▶ _DIRECTIONS_: Which lines in the listing below contain the word "Manage"? Copy each one.

▶ _DATASET EXCERPTS_:
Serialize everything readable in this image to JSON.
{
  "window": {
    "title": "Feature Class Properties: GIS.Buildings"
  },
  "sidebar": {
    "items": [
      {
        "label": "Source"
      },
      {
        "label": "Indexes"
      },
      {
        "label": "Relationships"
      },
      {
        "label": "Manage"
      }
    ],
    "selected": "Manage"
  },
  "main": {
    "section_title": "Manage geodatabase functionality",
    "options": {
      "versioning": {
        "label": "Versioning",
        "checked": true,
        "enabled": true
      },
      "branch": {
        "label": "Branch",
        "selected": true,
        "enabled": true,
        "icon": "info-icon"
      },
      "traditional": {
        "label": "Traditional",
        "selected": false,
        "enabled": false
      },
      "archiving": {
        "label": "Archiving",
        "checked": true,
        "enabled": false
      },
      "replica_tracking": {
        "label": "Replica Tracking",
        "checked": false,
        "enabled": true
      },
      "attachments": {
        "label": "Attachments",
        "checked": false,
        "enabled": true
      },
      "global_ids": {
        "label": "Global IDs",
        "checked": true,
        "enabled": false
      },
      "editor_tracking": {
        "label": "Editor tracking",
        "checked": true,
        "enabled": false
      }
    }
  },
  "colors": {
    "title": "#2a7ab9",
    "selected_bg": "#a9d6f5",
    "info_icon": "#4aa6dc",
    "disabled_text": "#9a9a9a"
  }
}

▶ _ANSWER BELOW_:
        "label": "Manage"
    "selected": "Manage"
    "section_title": "Manage geodatabase functionality",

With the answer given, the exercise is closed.